(Dataset rows describing interfaces)
<<<<

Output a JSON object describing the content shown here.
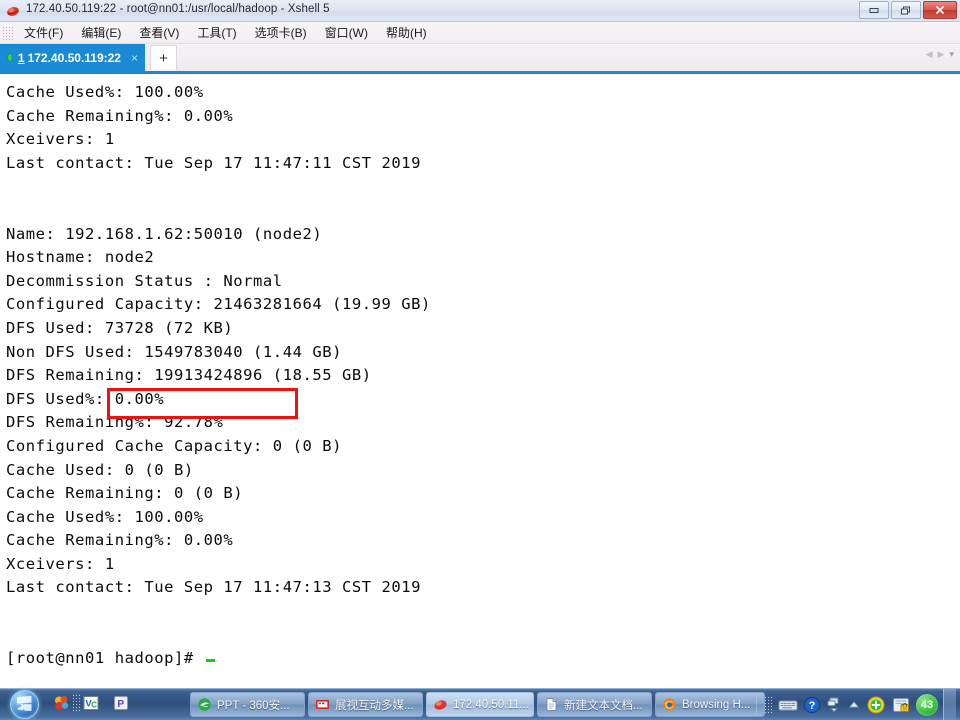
{
  "window": {
    "title": "172.40.50.119:22 - root@nn01:/usr/local/hadoop - Xshell 5",
    "app_icon": "xshell-icon",
    "controls": {
      "minimize": "minimize-button",
      "restore": "restore-button",
      "close": "close-button"
    }
  },
  "menubar": {
    "items": [
      {
        "label": "文件(F)",
        "name": "menu-file"
      },
      {
        "label": "编辑(E)",
        "name": "menu-edit"
      },
      {
        "label": "查看(V)",
        "name": "menu-view"
      },
      {
        "label": "工具(T)",
        "name": "menu-tools"
      },
      {
        "label": "选项卡(B)",
        "name": "menu-tabs"
      },
      {
        "label": "窗口(W)",
        "name": "menu-window"
      },
      {
        "label": "帮助(H)",
        "name": "menu-help"
      }
    ]
  },
  "tabbar": {
    "active_tab": {
      "index": "1",
      "label": "172.40.50.119:22",
      "close_glyph": "×",
      "status": "connected"
    },
    "new_tab_glyph": "+",
    "scroll_left_glyph": "◀",
    "scroll_right_glyph": "▶",
    "dropdown_glyph": "▾"
  },
  "terminal": {
    "prompt": "[root@nn01 hadoop]# ",
    "lines": [
      "Cache Used%: 100.00%",
      "Cache Remaining%: 0.00%",
      "Xceivers: 1",
      "Last contact: Tue Sep 17 11:47:11 CST 2019",
      "",
      "",
      "Name: 192.168.1.62:50010 (node2)",
      "Hostname: node2",
      "Decommission Status : Normal",
      "Configured Capacity: 21463281664 (19.99 GB)",
      "DFS Used: 73728 (72 KB)",
      "Non DFS Used: 1549783040 (1.44 GB)",
      "DFS Remaining: 19913424896 (18.55 GB)",
      "DFS Used%: 0.00%",
      "DFS Remaining%: 92.78%",
      "Configured Cache Capacity: 0 (0 B)",
      "Cache Used: 0 (0 B)",
      "Cache Remaining: 0 (0 B)",
      "Cache Used%: 100.00%",
      "Cache Remaining%: 0.00%",
      "Xceivers: 1",
      "Last contact: Tue Sep 17 11:47:13 CST 2019",
      "",
      ""
    ],
    "annotation": {
      "type": "rectangle",
      "color": "#ee1111",
      "highlighted_text": "73728 (72 KB)",
      "target_line": "DFS Used: 73728 (72 KB)"
    }
  },
  "taskbar": {
    "start_button": "start-orb",
    "quick_launch": [
      {
        "name": "ql-icon-browser",
        "glyph": ""
      },
      {
        "name": "ql-icon-grip",
        "glyph": ""
      },
      {
        "name": "ql-icon-vc",
        "glyph": "VC"
      },
      {
        "name": "ql-icon-p",
        "glyph": "P"
      }
    ],
    "tasks": [
      {
        "label": "PPT - 360安...",
        "icon": "ie-icon",
        "name": "task-ppt-360"
      },
      {
        "label": "展视互动多媒...",
        "icon": "video-icon",
        "name": "task-zhanshi"
      },
      {
        "label": "172.40.50.11...",
        "icon": "xshell-icon",
        "name": "task-xshell",
        "active": true
      },
      {
        "label": "新建文本文档...",
        "icon": "notepad-icon",
        "name": "task-notepad"
      },
      {
        "label": "Browsing H...",
        "icon": "firefox-icon",
        "name": "task-firefox"
      }
    ],
    "tray": {
      "items": [
        {
          "name": "tray-grip",
          "glyph": ""
        },
        {
          "name": "tray-keyboard-icon",
          "glyph": ""
        },
        {
          "name": "tray-help-icon",
          "glyph": "?"
        },
        {
          "name": "tray-network-icon",
          "glyph": ""
        },
        {
          "name": "tray-show-hidden-icon",
          "glyph": "▲"
        },
        {
          "name": "tray-update-icon",
          "glyph": "+"
        },
        {
          "name": "tray-security-icon",
          "glyph": ""
        }
      ],
      "badge": "43"
    }
  },
  "colors": {
    "tab_active": "#1a8ad4",
    "annotation_red": "#ee1111",
    "cursor_green": "#17cc17",
    "taskbar_blue": "#2f4f7d",
    "terminal_bg": "#ffffff",
    "terminal_fg": "#0a0a0a"
  }
}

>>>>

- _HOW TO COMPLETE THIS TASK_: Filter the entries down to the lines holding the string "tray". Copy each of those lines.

- _TASK OUTPUT_:
    "tray": {
          "name": "tray-grip",
          "name": "tray-keyboard-icon",
          "name": "tray-help-icon",
          "name": "tray-network-icon",
          "name": "tray-show-hidden-icon",
          "name": "tray-update-icon",
          "name": "tray-security-icon",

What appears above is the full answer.